Jurors have failed to reach a verdict on whether a student who suffered a brain injury at a university fees protest was guilty of violent disorder.
Alfie Meadows, 21, of Brixton, south London, was allegedly hurt when he was struck on the head with a police baton.
He faced a charge of disorder over the protests in London on 9 December.
At Kingston Crown Court, jurors were unable to agree if a second man was guilty of the same offence but found three other men not guilty.
They could not agree if Zac King, 21, of Street, Somerset, was guilty. But they found Colin Goff, 24, of Beckenham, Vishnu Wood, 23, of Edgware, and Jack Locke, 18, of Basildon, Essex, not guilty.
Locke was found guilty of arson for setting fire to a wooden bench but Mr Wood was cleared of arson.
The Independent Police Complaints Commission had been investigating the claim Mr Meadows was injured by a police baton, but the claim was suspended at the request of Mr Meadow's legal team after criminal proceedings were instigated.
The three-week trial of Mr Meadows, and four other young men, heard that more than 10,000 people took part in the demonstration against government plans to increase tuition fees and the majority behaved "entirely lawfully".
But prosecutor James Lofthouse said the protest was also accompanied by "serious disorder and violence" against property and police.
Mr Meadows and Mr King will probably face another prosecution for violent disorder, although it is unlikely to take place before October, the court was told.
"I think it is very likely we will seek a retrial, but we will of course consider the position," Mr Lofthouse told the court.
The Crown Prosecution Service was ordered to announce whether it will bring another trial at a hearing on 27 April.
Judge Paul Dodgson warned Locke, who has a number of previous convictions, that "all options are open" as he adjourned sentencing until 16 May.

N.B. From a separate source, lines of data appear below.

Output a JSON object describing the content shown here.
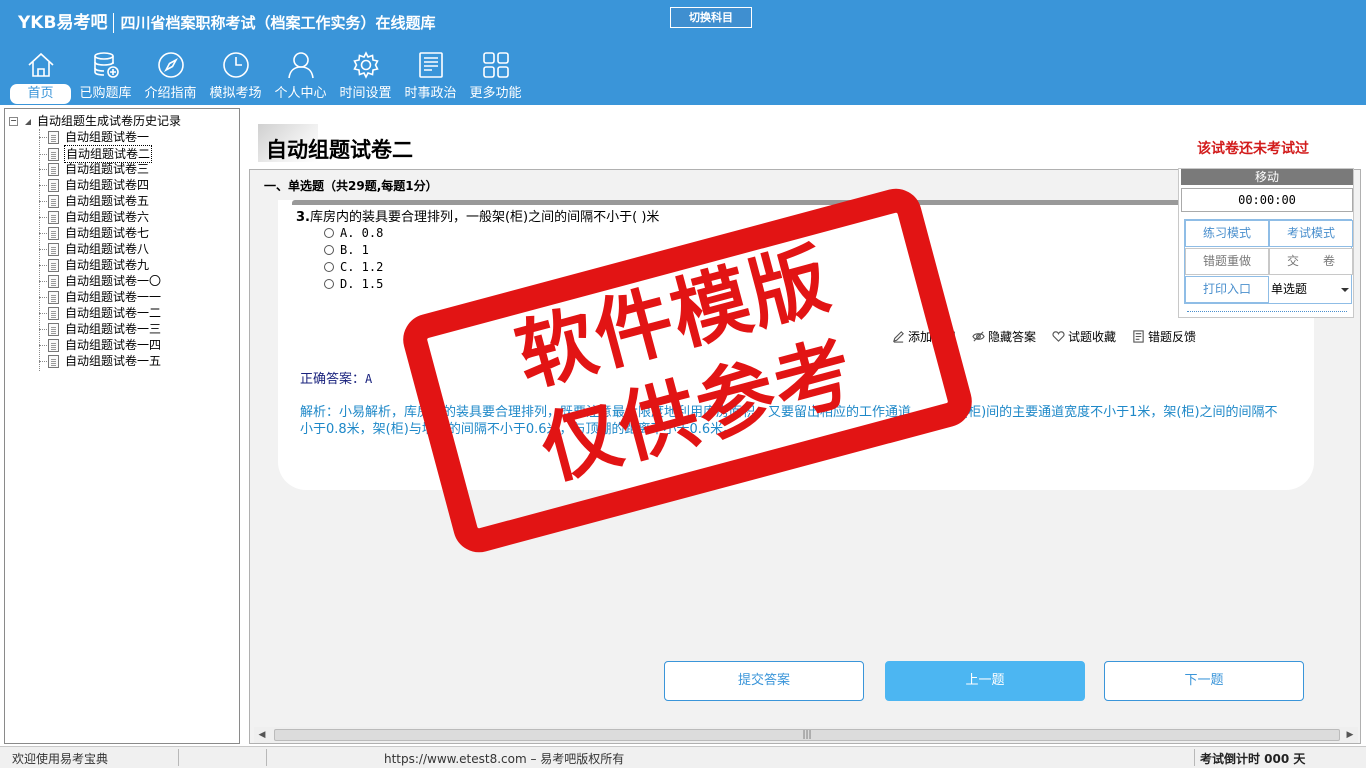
{
  "app": {
    "brand": "YKB易考吧",
    "subtitle": "四川省档案职称考试（档案工作实务）在线题库",
    "switch_subject": "切换科目"
  },
  "nav": [
    {
      "label": "首页",
      "icon": "home-icon",
      "active": true
    },
    {
      "label": "已购题库",
      "icon": "database-icon"
    },
    {
      "label": "介绍指南",
      "icon": "compass-icon"
    },
    {
      "label": "模拟考场",
      "icon": "clock-icon"
    },
    {
      "label": "个人中心",
      "icon": "user-icon"
    },
    {
      "label": "时间设置",
      "icon": "gear-icon"
    },
    {
      "label": "时事政治",
      "icon": "newspaper-icon"
    },
    {
      "label": "更多功能",
      "icon": "grid-icon"
    }
  ],
  "tree": {
    "root": "自动组题生成试卷历史记录",
    "items": [
      "自动组题试卷一",
      "自动组题试卷二",
      "自动组题试卷三",
      "自动组题试卷四",
      "自动组题试卷五",
      "自动组题试卷六",
      "自动组题试卷七",
      "自动组题试卷八",
      "自动组题试卷九",
      "自动组题试卷一〇",
      "自动组题试卷一一",
      "自动组题试卷一二",
      "自动组题试卷一三",
      "自动组题试卷一四",
      "自动组题试卷一五"
    ],
    "selected_index": 1
  },
  "paper": {
    "title": "自动组题试卷二",
    "status": "该试卷还未考试过",
    "section": "一、单选题（共29题,每题1分）"
  },
  "question": {
    "number": "3.",
    "text": "库房内的装具要合理排列，一般架(柜)之间的间隔不小于(  )米",
    "options": [
      "A. 0.8",
      "B. 1",
      "C. 1.2",
      "D. 1.5"
    ]
  },
  "tools": [
    {
      "label": "添加笔记",
      "icon": "pencil-icon"
    },
    {
      "label": "隐藏答案",
      "icon": "eye-icon"
    },
    {
      "label": "试题收藏",
      "icon": "heart-icon"
    },
    {
      "label": "错题反馈",
      "icon": "feedback-icon"
    }
  ],
  "answer": {
    "label": "正确答案：",
    "value": "A"
  },
  "analysis": "解析：小易解析，库房内的装具要合理排列，既要注意最大限度地利用库房面积，又要留出相应的工作通道。一般架(柜)间的主要通道宽度不小于1米，架(柜)之间的间隔不小于0.8米，架(柜)与墙壁的间隔不小于0.6米，与顶棚的距离不小于0.6米。",
  "buttons": {
    "submit": "提交答案",
    "prev": "上一题",
    "next": "下一题"
  },
  "panel": {
    "drag": "移动",
    "timer": "00:00:00",
    "practice": "练习模式",
    "exam": "考试模式",
    "redo": "错题重做",
    "submit": "交　　卷",
    "print": "打印入口",
    "type": "单选题"
  },
  "watermark": {
    "line1": "软件模版",
    "line2": "仅供参考"
  },
  "statusbar": {
    "welcome": "欢迎使用易考宝典",
    "copyright": "https://www.etest8.com – 易考吧版权所有",
    "countdown": "考试倒计时 000 天"
  },
  "colors": {
    "header": "#3a95d9",
    "accent": "#4cb6f2",
    "status_red": "#d21c1c",
    "analysis_blue": "#1e88c8",
    "stamp_red": "#e21414"
  }
}
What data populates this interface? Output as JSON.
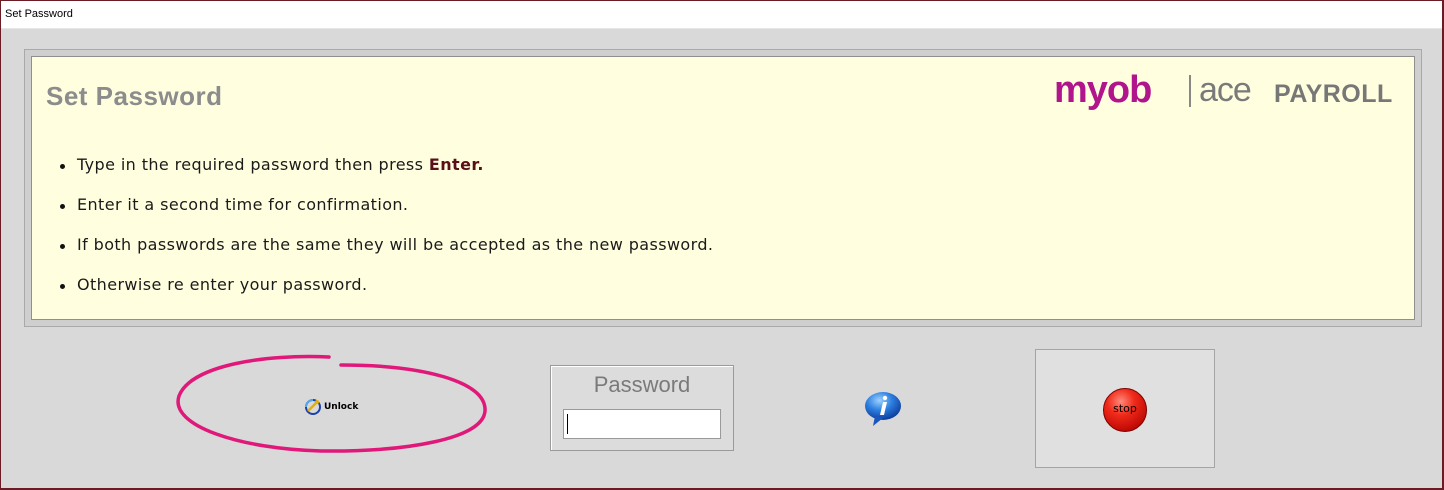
{
  "window": {
    "title": "Set Password"
  },
  "panel": {
    "title": "Set Password",
    "logo": {
      "brand": "myob",
      "product_prefix": "ace",
      "product_name": "PAYROLL"
    },
    "instructions": [
      {
        "text": "Type in the required password then press ",
        "emphasis": "Enter."
      },
      {
        "text": "Enter it a second time for confirmation.",
        "emphasis": ""
      },
      {
        "text": "If both passwords are the same they will be accepted as the new password.",
        "emphasis": ""
      },
      {
        "text": "Otherwise re enter your password.",
        "emphasis": ""
      }
    ]
  },
  "actions": {
    "unlock_label": "Unlock",
    "password_label": "Password",
    "password_value": "",
    "info_icon": "info-icon",
    "stop_label": "stop"
  },
  "colors": {
    "annotation": "#e0187a",
    "logo_magenta": "#b0158c",
    "emphasis": "#5a0f18",
    "panel_background": "#ffffe0",
    "window_border": "#6b1b24"
  }
}
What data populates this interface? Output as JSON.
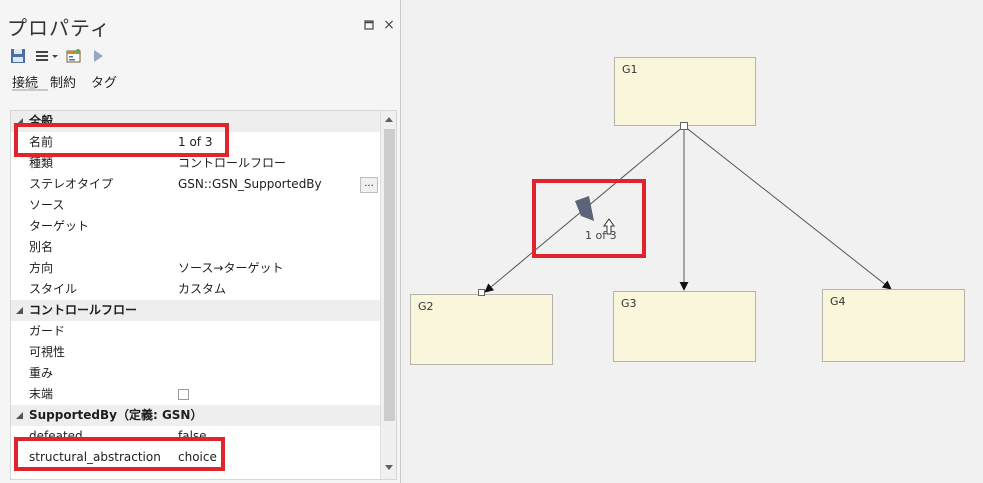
{
  "panel": {
    "title": "プロパティ",
    "close_glyph": "×",
    "tabs": [
      "接続",
      "制約",
      "タグ"
    ],
    "categories": {
      "general": "全般",
      "control_flow": "コントロールフロー",
      "supported_by": "SupportedBy（定義: GSN）"
    },
    "rows": {
      "name": {
        "label": "名前",
        "value": "1 of 3"
      },
      "kind": {
        "label": "種類",
        "value": "コントロールフロー"
      },
      "stereotype": {
        "label": "ステレオタイプ",
        "value": "GSN::GSN_SupportedBy",
        "button": "..."
      },
      "source": {
        "label": "ソース",
        "value": ""
      },
      "target": {
        "label": "ターゲット",
        "value": ""
      },
      "alias": {
        "label": "別名",
        "value": ""
      },
      "direction": {
        "label": "方向",
        "value": "ソース→ターゲット"
      },
      "style": {
        "label": "スタイル",
        "value": "カスタム"
      },
      "guard": {
        "label": "ガード",
        "value": ""
      },
      "visibility": {
        "label": "可視性",
        "value": ""
      },
      "weight": {
        "label": "重み",
        "value": ""
      },
      "end": {
        "label": "末端",
        "value": ""
      },
      "defeated": {
        "label": "defeated",
        "value": "false"
      },
      "structural_abstraction": {
        "label": "structural_abstraction",
        "value": "choice"
      }
    }
  },
  "diagram": {
    "nodes": [
      "G1",
      "G2",
      "G3",
      "G4"
    ],
    "connector_label": "1 of 3"
  },
  "colors": {
    "highlight": "#e0242b",
    "node_fill": "#faf6dc",
    "node_border": "#b4b4a8",
    "diamond": "#5b6478"
  },
  "icons": [
    "save-icon",
    "menu-icon",
    "dropdown-icon",
    "properties-icon",
    "play-icon",
    "restore-icon",
    "close-icon"
  ]
}
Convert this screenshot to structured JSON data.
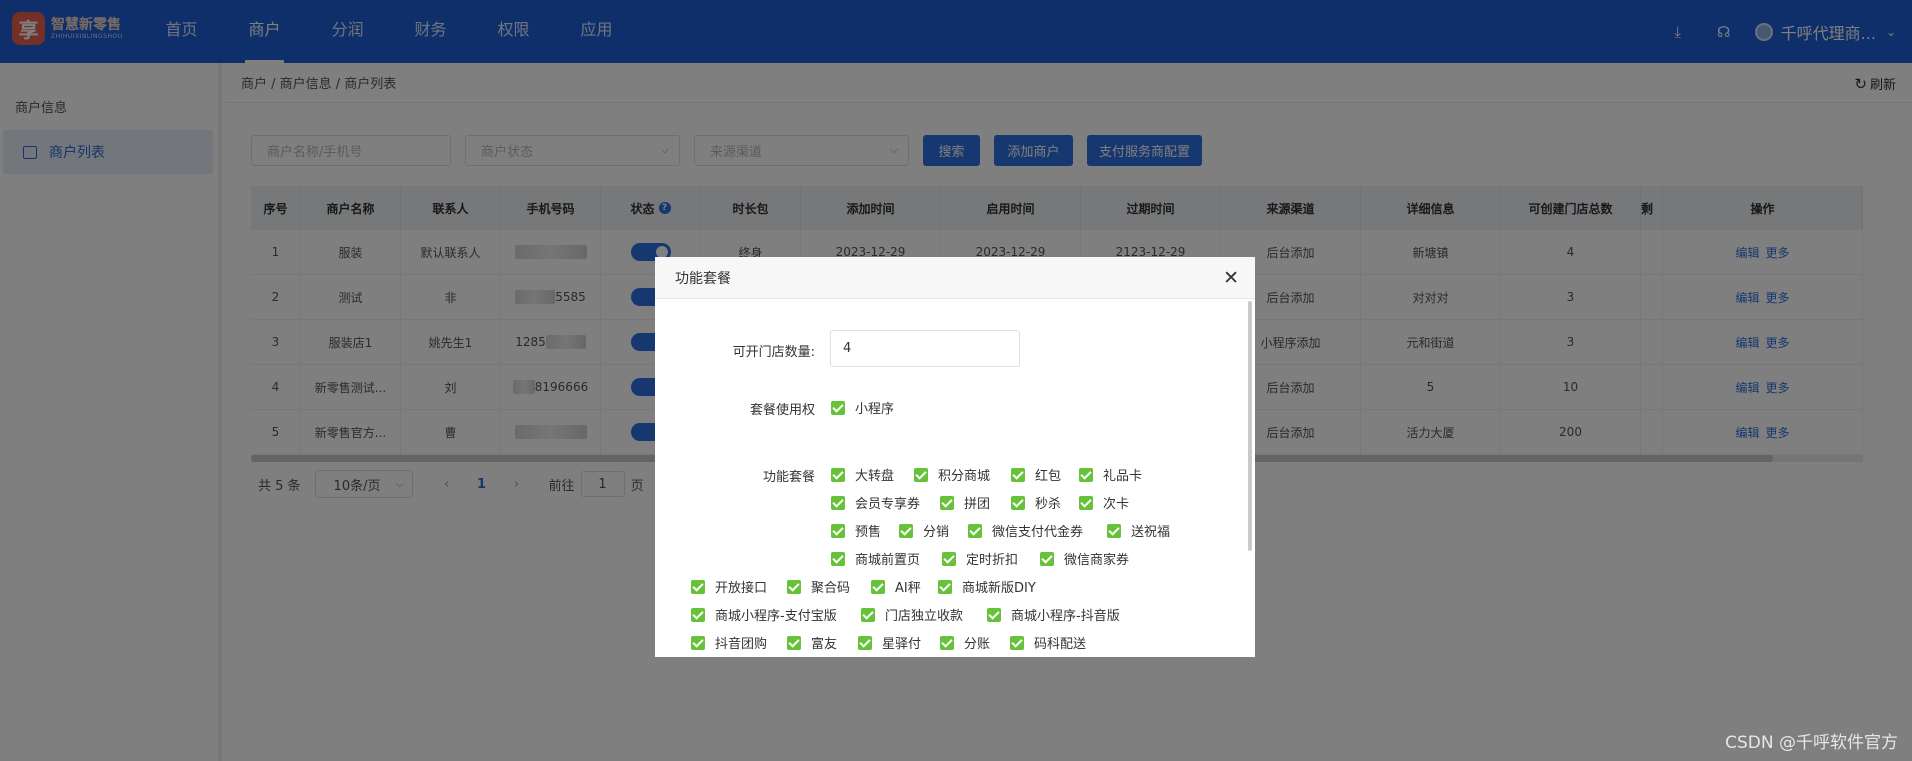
{
  "header": {
    "logo_mark": "享",
    "logo_cn": "智慧新零售",
    "logo_en": "ZHIHUIXINLINGSHOU",
    "nav": [
      "首页",
      "商户",
      "分润",
      "财务",
      "权限",
      "应用"
    ],
    "active_nav": "商户",
    "user_name": "千呼代理商..."
  },
  "sidebar": {
    "title": "商户信息",
    "items": [
      {
        "label": "商户列表"
      }
    ]
  },
  "breadcrumb": "商户 / 商户信息 / 商户列表",
  "refresh_label": "刷新",
  "filters": {
    "name_placeholder": "商户名称/手机号",
    "status_placeholder": "商户状态",
    "source_placeholder": "来源渠道"
  },
  "buttons": {
    "search": "搜索",
    "add": "添加商户",
    "pay_config": "支付服务商配置"
  },
  "table": {
    "columns": [
      "序号",
      "商户名称",
      "联系人",
      "手机号码",
      "状态",
      "时长包",
      "添加时间",
      "启用时间",
      "过期时间",
      "来源渠道",
      "详细信息",
      "可创建门店总数",
      "剩",
      "操作"
    ],
    "rows": [
      {
        "no": "1",
        "name": "服装",
        "contact": "默认联系人",
        "phone": "",
        "duration": "终身",
        "add_time": "2023-12-29",
        "enable_time": "2023-12-29",
        "expire_time": "2123-12-29",
        "source": "后台添加",
        "detail": "新塘镇",
        "stores": "4"
      },
      {
        "no": "2",
        "name": "测试",
        "contact": "非",
        "phone": "5585",
        "duration": "",
        "add_time": "",
        "enable_time": "",
        "expire_time": "",
        "source": "后台添加",
        "detail": "对对对",
        "stores": "3"
      },
      {
        "no": "3",
        "name": "服装店1",
        "contact": "姚先生1",
        "phone": "1285",
        "duration": "",
        "add_time": "",
        "enable_time": "",
        "expire_time": "",
        "source": "小程序添加",
        "detail": "元和街道",
        "stores": "3"
      },
      {
        "no": "4",
        "name": "新零售测试...",
        "contact": "刘",
        "phone": "8196666",
        "duration": "",
        "add_time": "",
        "enable_time": "",
        "expire_time": "",
        "source": "后台添加",
        "detail": "5",
        "stores": "10"
      },
      {
        "no": "5",
        "name": "新零售官方...",
        "contact": "曹",
        "phone": "",
        "duration": "",
        "add_time": "",
        "enable_time": "",
        "expire_time": "",
        "source": "后台添加",
        "detail": "活力大厦",
        "stores": "200"
      }
    ],
    "action_edit": "编辑",
    "action_more": "更多"
  },
  "pager": {
    "total": "共 5 条",
    "page_size": "10条/页",
    "current": "1",
    "goto_label": "前往",
    "goto_value": "1",
    "page_unit": "页"
  },
  "dialog": {
    "title": "功能套餐",
    "store_count_label": "可开门店数量:",
    "store_count_value": "4",
    "usage_label": "套餐使用权",
    "usage_items": [
      {
        "label": "小程序",
        "checked": true
      }
    ],
    "package_label": "功能套餐",
    "package_items": [
      {
        "label": "大转盘",
        "checked": true
      },
      {
        "label": "积分商城",
        "checked": true
      },
      {
        "label": "红包",
        "checked": true
      },
      {
        "label": "礼品卡",
        "checked": true
      },
      {
        "label": "会员专享券",
        "checked": true
      },
      {
        "label": "拼团",
        "checked": true
      },
      {
        "label": "秒杀",
        "checked": true
      },
      {
        "label": "次卡",
        "checked": true
      },
      {
        "label": "预售",
        "checked": true
      },
      {
        "label": "分销",
        "checked": true
      },
      {
        "label": "微信支付代金券",
        "checked": true
      },
      {
        "label": "送祝福",
        "checked": true
      },
      {
        "label": "商城前置页",
        "checked": true
      },
      {
        "label": "定时折扣",
        "checked": true
      },
      {
        "label": "微信商家券",
        "checked": true
      },
      {
        "label": "开放接口",
        "checked": true
      },
      {
        "label": "聚合码",
        "checked": true
      },
      {
        "label": "AI秤",
        "checked": true
      },
      {
        "label": "商城新版DIY",
        "checked": true
      },
      {
        "label": "商城小程序-支付宝版",
        "checked": true
      },
      {
        "label": "门店独立收款",
        "checked": true
      },
      {
        "label": "商城小程序-抖音版",
        "checked": true
      },
      {
        "label": "抖音团购",
        "checked": true
      },
      {
        "label": "富友",
        "checked": true
      },
      {
        "label": "星驿付",
        "checked": true
      },
      {
        "label": "分账",
        "checked": true
      },
      {
        "label": "码科配送",
        "checked": true
      }
    ]
  },
  "watermark": "CSDN @千呼软件官方",
  "colors": {
    "primary": "#1e5fd6",
    "button": "#2d6fdf",
    "checkbox": "#67c23a"
  }
}
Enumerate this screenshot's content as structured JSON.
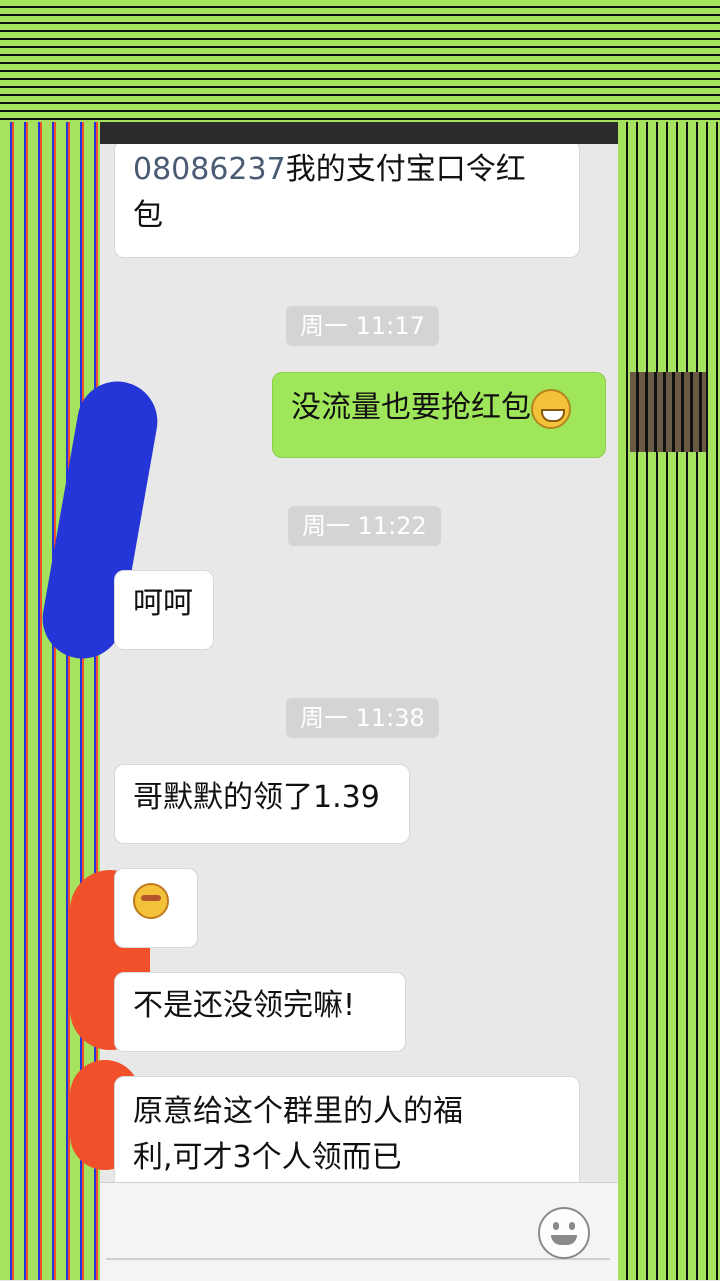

Mr Meadows' defence counsel, Michael Mansfield QC, said the student did not want to comment after the hearing.